Every day, companies make bet-the-business decisions about their customers, competitors, new products and even their own reputation based on account balances, delivery schedules, profit margins, customer feedback and more – and most do it with crossed fingers.
That’s because they know that decision-making today is an art based on incomplete and conflicting information, and that hunches play a big role in determining which way to go.
Now imagine a company that could look at all of its information at once; Spot hidden trends before they occur; Glean insights into customer sentiment from data in a wide variety of formats; And keep up with consumer conversations and opinions moving at the speed of the Web.
Click on the images for a larger view:
The underlying technology works in three stages. First, advanced analytics algorithms using search and index technologies begin sifting through all the different pieces of information for gems of intelligence.
Second, the information is correlated and analyzed for patterns and trends at more than 200 times a second – faster than a hummingbird can flap its wings.
And third, this advanced analysis is quickly turned into a narrative that people can understand and put to use — generating better market forecasts, and putting customers at the center of an organization’s strategy for what new products and services are introduced.

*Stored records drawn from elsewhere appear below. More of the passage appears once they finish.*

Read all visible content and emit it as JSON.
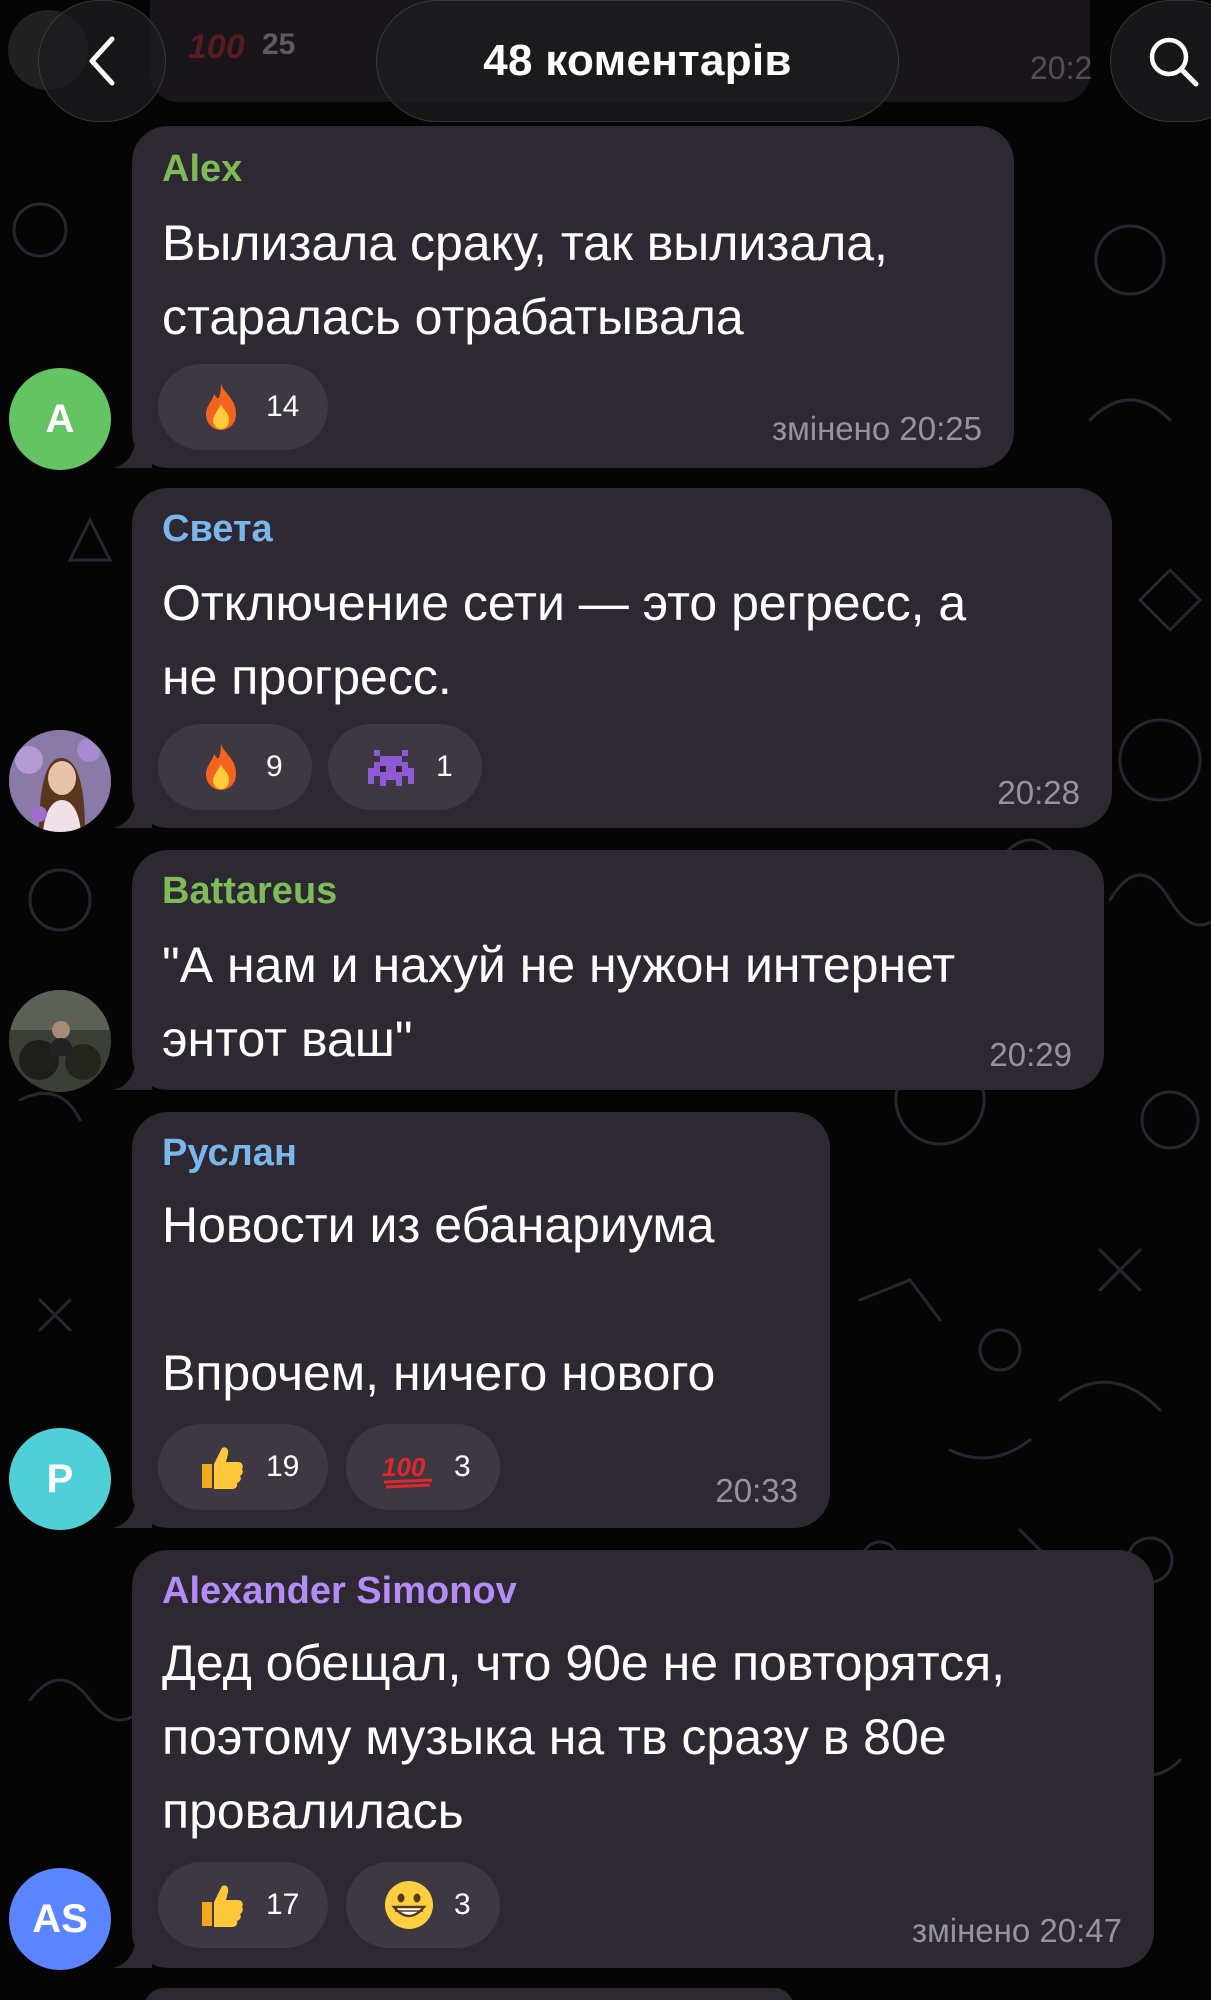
{
  "header": {
    "title": "48 коментарів",
    "back_icon": "chevron-left-icon",
    "search_icon": "search-icon",
    "previous_message": {
      "reaction_count": "25",
      "time": "20:2"
    }
  },
  "colors": {
    "bubble": "#2d2832",
    "name_green": "#7dbb58",
    "name_blue": "#79b6ea",
    "name_purple": "#b38cf5",
    "avatar_green": "#64c362",
    "avatar_cyan": "#4fd0d6",
    "avatar_blue": "#5b84ff"
  },
  "messages": [
    {
      "author": "Alex",
      "lines": [
        "Вылизала сраку, так вылизала,",
        "старалась отрабатывала"
      ],
      "reactions": [
        {
          "emoji": "fire",
          "count": "14"
        }
      ],
      "time": "змінено 20:25",
      "avatar": {
        "initials": "A"
      }
    },
    {
      "author": "Света",
      "lines": [
        "Отключение сети — это регресс, а",
        "не прогресс."
      ],
      "reactions": [
        {
          "emoji": "fire",
          "count": "9"
        },
        {
          "emoji": "space-invader",
          "count": "1"
        }
      ],
      "time": "20:28",
      "avatar": {
        "initials": ""
      }
    },
    {
      "author": "Battareus",
      "lines": [
        "\"А нам и нахуй не нужон интернет",
        "энтот ваш\""
      ],
      "reactions": [],
      "time": "20:29",
      "avatar": {
        "initials": ""
      }
    },
    {
      "author": "Руслан",
      "lines": [
        "Новости из ебанариума",
        "",
        "Впрочем, ничего нового"
      ],
      "reactions": [
        {
          "emoji": "thumbs-up",
          "count": "19"
        },
        {
          "emoji": "hundred-points",
          "count": "3"
        }
      ],
      "time": "20:33",
      "avatar": {
        "initials": "P"
      }
    },
    {
      "author": "Alexander Simonov",
      "lines": [
        "Дед обещал, что 90е не повторятся,",
        "поэтому музыка на тв сразу в 80е",
        "провалилась"
      ],
      "reactions": [
        {
          "emoji": "thumbs-up",
          "count": "17"
        },
        {
          "emoji": "grinning-face",
          "count": "3"
        }
      ],
      "time": "змінено 20:47",
      "avatar": {
        "initials": "AS"
      }
    }
  ]
}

Imagine what this kind of market intelligence would do for business in terms of reducing the time and risk associated with developing new products. Entertainment companies would be able to take a real-time pulse of moviegoers and record buyers to find out what they think and want. Investment companies could more easily understand investor concerns about their products and go-to-market strategies.
Pharmaceutical companies could better understand what doctors, pharmacists and patients are thinking about their latest drugs. Retailers would be able to better gauge what consumers will buy at holiday time – which could be linked to suppliers – and reduce lead time in making buying and product inventory decisions.
See also: ‘Picturing’ the new world of analytics